But what's the point of cranking out reams of story line devoted t o . . . a television show? Especially when there's no money in it? Was William Shatner right when, during a Saturday Night Live skit, he told his fans to "get a life"? "There's a stereotype that anyone who sits around and writes stories about TV characters for Internet consumption must be a clueless, lonely dork with no friends and no life," says a 32-year-old X-Files devotee who goes by the pen name DashaK. "But I've met over 30 writers in real life and I have to say that that stereotype is utterly untrue."
DashaK, BoneTree, Shrift, Robyn the Snowshoe Hare: Pen names come in all forms. In public, these fans may admit to taping their favorite shows, but getting them to talk about writing fanfiction is another matter. "I'm not ashamed I do it, but I do write some stories that are high in sexual content," says DashaK. "I wouldn't want some weirdo to show up on my doorstep one day. Sadly, this has happened to a few writers I know. Or I would hate for my boss to cruise the Net one day and find what I've written. I know a writer who had a co-worker find her stories and maliciously 'out' her to the entire office."
[Frank] Spotnitz [of The X-Files] says he feels flattered that fans are writing about the show's characters. "I think it's an incredible compliment. When people are writing fanfiction, it's avery sure sign that these characters have become dimensional enough to them that they justify that sort of time and thought," he says. Marti Noxon, an executive producer of Buffy the Vampire Slayer, says staffers on Buffy and Angel know better "than to disrespect the creative process of any of these people ... It's flattering because something you're creating - a universe you're a part of - has inspired people to go off and continue imagining." She says that she hasn't read fanfiction but that some staffmembers have checked out some of the more titillating stories on the Net. However, if a storyline starts to lean toward something that may appear on the show, they have to bow out because they don't want to be accused of stealing someone's story. "We're in a weird position with fanfiction . . . Because of legal stuff, we have to be really judicious about how much we read," she says. Noxon, who has penned 19 Buffy episodes, admits feeling creeped out by some of the stories she's heard about, stories that take the characters to "a really dark or gratuitously dirty place. Sometimes you feel protective of your characters and you don't want to see them sullied. I've heard about some stuff that's going on, and I feel like saying, 'Use your own nubile girls. Get away from my girls. These girls are not like that.'"
Mere Smith, 26, was living in Brooklyn when she discovered Buffy. She spent hours on an Internet posting board called the Bronze and wrote fanfiction that she stored on her hard drive.

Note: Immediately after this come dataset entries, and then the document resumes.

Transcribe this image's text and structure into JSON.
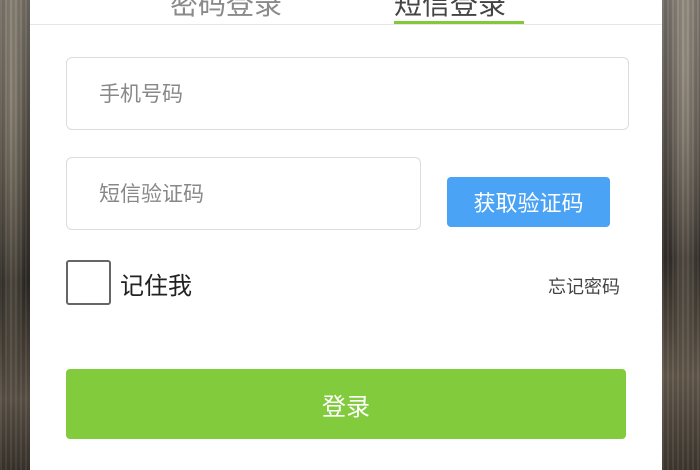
{
  "tabs": {
    "password_login": "密码登录",
    "sms_login": "短信登录",
    "active": "sms_login",
    "accent_color": "#82c93a"
  },
  "form": {
    "phone": {
      "placeholder": "手机号码",
      "value": ""
    },
    "sms_code": {
      "placeholder": "短信验证码",
      "value": ""
    },
    "get_code_button": "获取验证码",
    "remember_me": {
      "label": "记住我",
      "checked": false
    },
    "forgot_password": "忘记密码",
    "login_button": "登录"
  },
  "colors": {
    "get_code_button": "#4aa3f5",
    "login_button": "#82cb3c"
  }
}
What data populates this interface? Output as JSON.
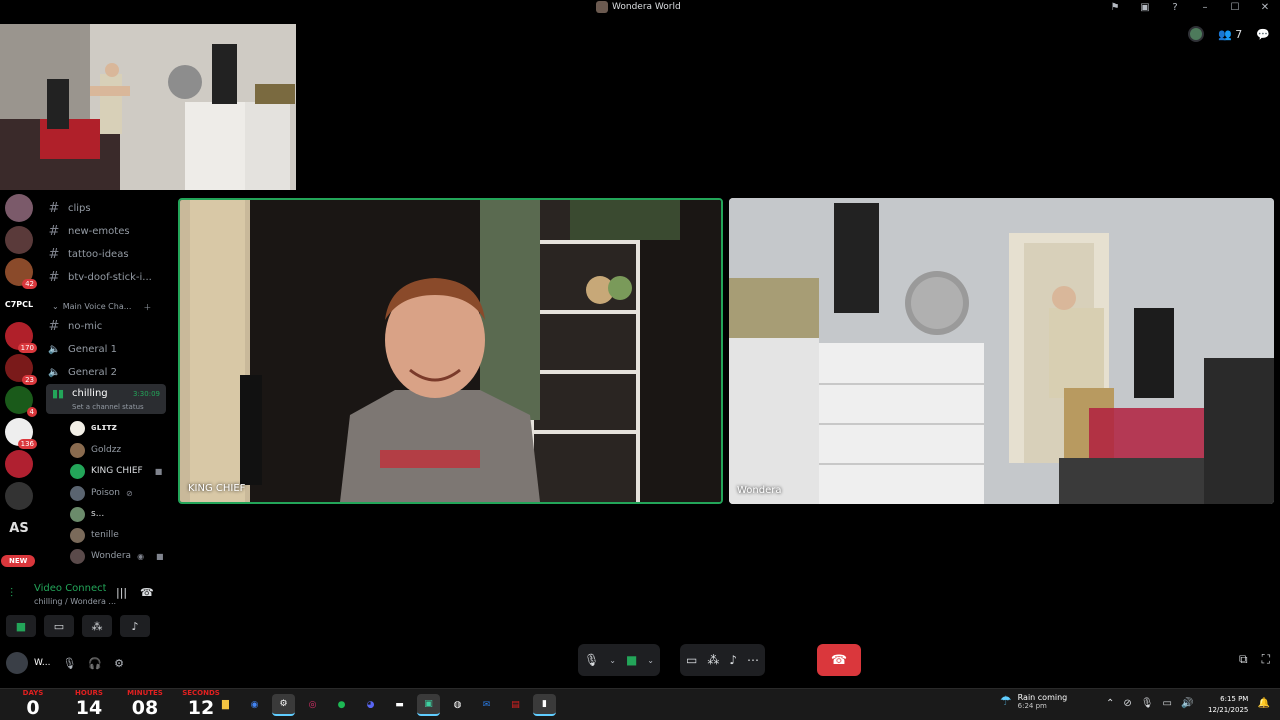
{
  "window": {
    "title": "Wondera World",
    "controls": [
      "flag-icon",
      "inbox-icon",
      "help-icon",
      "minimize-icon",
      "maximize-icon",
      "close-icon"
    ]
  },
  "topright": {
    "participant_count": "7"
  },
  "sidebar": {
    "channels": [
      {
        "type": "text",
        "name": "clips"
      },
      {
        "type": "text",
        "name": "new-emotes"
      },
      {
        "type": "text",
        "name": "tattoo-ideas"
      },
      {
        "type": "text",
        "name": "btv-doof-stick-i..."
      }
    ],
    "category": "Main Voice Cha...",
    "voice_channels": [
      {
        "type": "text",
        "name": "no-mic"
      },
      {
        "type": "voice",
        "name": "General 1"
      },
      {
        "type": "voice",
        "name": "General 2"
      }
    ],
    "active_channel": {
      "name": "chilling",
      "time": "3:30:09",
      "status": "Set a channel status"
    },
    "users": [
      {
        "name": "ɢʟɪᴛᴢ",
        "color": "#e6e6e6",
        "avatar": "#f2efe6"
      },
      {
        "name": "Goldzz",
        "color": "#949ba4",
        "avatar": "#8a6b4f"
      },
      {
        "name": "KING CHIEF",
        "color": "#dbdee1",
        "avatar": "#23a559"
      },
      {
        "name": "Poison",
        "color": "#949ba4",
        "avatar": "#5a6470"
      },
      {
        "name": "s...",
        "color": "#dbdee1",
        "avatar": "#6b8b6b"
      },
      {
        "name": "tenille",
        "color": "#949ba4",
        "avatar": "#7a6a5a"
      },
      {
        "name": "Wondera",
        "color": "#949ba4",
        "avatar": "#5a4a4a"
      }
    ],
    "server_badges": [
      "42",
      "170",
      "23",
      "4",
      "136"
    ],
    "server_labels": [
      "C7PCL",
      "AS"
    ],
    "new_label": "NEW"
  },
  "voice_panel": {
    "title": "Video Connected",
    "subtitle": "chilling / Wondera ...",
    "username": "W..."
  },
  "tiles": [
    {
      "label": "KING CHIEF",
      "speaking": true
    },
    {
      "label": "Wondera",
      "speaking": false
    }
  ],
  "taskbar": {
    "countdown": [
      {
        "label": "DAYS",
        "value": "0"
      },
      {
        "label": "HOURS",
        "value": "14"
      },
      {
        "label": "MINUTES",
        "value": "08"
      },
      {
        "label": "SECONDS",
        "value": "12"
      }
    ],
    "weather_title": "Rain coming",
    "weather_time": "6:24 pm",
    "time": "6:15 PM",
    "date": "12/21/2025"
  },
  "colors": {
    "accent_green": "#23a559",
    "hangup_red": "#da373c",
    "panel": "#1e1f22"
  }
}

When a yearly gathering for Bronze members came up in 1998, she hopped a plane to Los Angeles. Among the 150 or so attendees, she met someone who helped her land a job as an assistant to a co-executive producer for the short-lived ABC show Strange World. Now she's an official writer for the show. Her two worlds have merged. "It's just so odd because I've been in both places," she says. "I've been in the office at 7 in the morning on the board in New York ... And I've done the part where I stand over [executive producer Joss Whedon's] shoulder as he reads the board. It's very strange." "Every time I write a script now, I feel like I'm writing fanfic," she says. "I get to actually make the characters do what I want them to do. It's like fanfic but 10 times better because you actually get to see it on-screen. I feel like I'm writing fanfic, it's just that they're paying me to do it now."